A judge's recent decision in the Lobato lawsuit dominated discussion Tuesday at the last meeting of a group that's been considering new school finance systems.
The Colorado School Finance Partnership, which been working for a year on funding issues, heard lengthy presentations on the decision from Kathleen Gebhardt, lead attorney for the successful plaintiffs, and others on about the potential impacts of the ruling on future funding of public education.
WASHINGTON – An imminent battle to extend tax cuts to more than 161 million Americans next year – including 2.5 million in Colorado – could get ugly as Republicans and Democrats spend the weeks before a Christmas recess wrangling about how to pay for them.
This year, the median household, which earns $50,000 annually, saw roughly $1,000 back in its paychecks after President Barack Obama and Congress agreed to shave 2 percentage points off of what workers normally pay into the Social Security trust fund.
At the most recent meeting of the Colorado Commission on Higher Education, the Bell Policy Center voiced strong concerns about Gov. John Hickenlooper's proposed $30 million in cuts to the state's need-based and work-study financial aid programs in his FY 2012-13 budget request. Such cuts could reduce post-secondary educational opportunity for many low- and middle-income Coloradans.

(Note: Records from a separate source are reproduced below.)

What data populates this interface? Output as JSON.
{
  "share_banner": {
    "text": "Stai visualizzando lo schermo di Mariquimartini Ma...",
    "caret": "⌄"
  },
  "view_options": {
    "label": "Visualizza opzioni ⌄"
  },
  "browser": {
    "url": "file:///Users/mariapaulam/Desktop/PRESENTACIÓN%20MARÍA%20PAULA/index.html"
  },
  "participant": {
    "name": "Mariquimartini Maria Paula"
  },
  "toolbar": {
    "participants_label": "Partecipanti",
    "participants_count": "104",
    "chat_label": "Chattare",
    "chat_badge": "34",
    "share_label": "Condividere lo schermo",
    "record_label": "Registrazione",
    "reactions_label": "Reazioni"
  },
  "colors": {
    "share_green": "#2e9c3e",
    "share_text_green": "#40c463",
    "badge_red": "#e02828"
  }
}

We have been saying for several years that Colorado's enterprise zone program has not been effective at promoting economic growth.
In 2009, we released a review of research that showed enterprise zone tax credits resulted in minimal long-term investment and few, if any, jobs – the primary objectives when the program was established in 1987.
Schools have cut budgets for several years, and the choices of what goes next are running out.
The classroom might be the target.
"To some extent, you get what you pay for, said Glenn Gustafson, Colorado Springs School District 11 finance director. "If we want to have the lowest-funded education system in the United States, then be prepared for the consequences of that."
Officials want to keep looming cuts out of the classrooms, but can they?
VALLEY – San Luis Valley voters mirrored the statewide attitude towards Proposition 103 which was hailed as a resounding defeat at press time.
The only statewide ballot question would have increased sales and income taxes for education.
Local and statewide results available at press time reflected a strong negative reaction to the tax proposal. In Rio Grande County, for example, residents voted 1780 to 763 against the measure. Costilla County electors voted two-to-one (748 to 354) against it.
On a cold, snowy day in Denver, we're glad to see attention focused on the "hot topics" of escalating college costs and student loan debt. We've long pointed out that the rising costs of post-secondary education and the amount of debt incurred by many students represent daunting obstacles to opportunity for low- and middle-income Coloradans.
Two annual reports released by the College Board – and a plan by President Obama unveiled during his speech in Denver – address these important issues.
Talk about being off message. In the waning days of state Senator Rollie Heath's campaign to raise taxes by $3 Billion in Colorado through Prop 103, one of the biggest supporters of the ballot initiative, the Bell Policy Center, put out a "study" claiming that Prop 103 won't actually kill jobs (PDF). If the debate is framed over job losses, you can be assured it's not to the advantage of tax hike supporters.
Lawmakers, businesses and academics continue to spar over a tax hike on November's statewide ballot. Proponents say it will provide a needed, temporary boost to public school funding while critics say it will end up costing jobs in an already tight economy.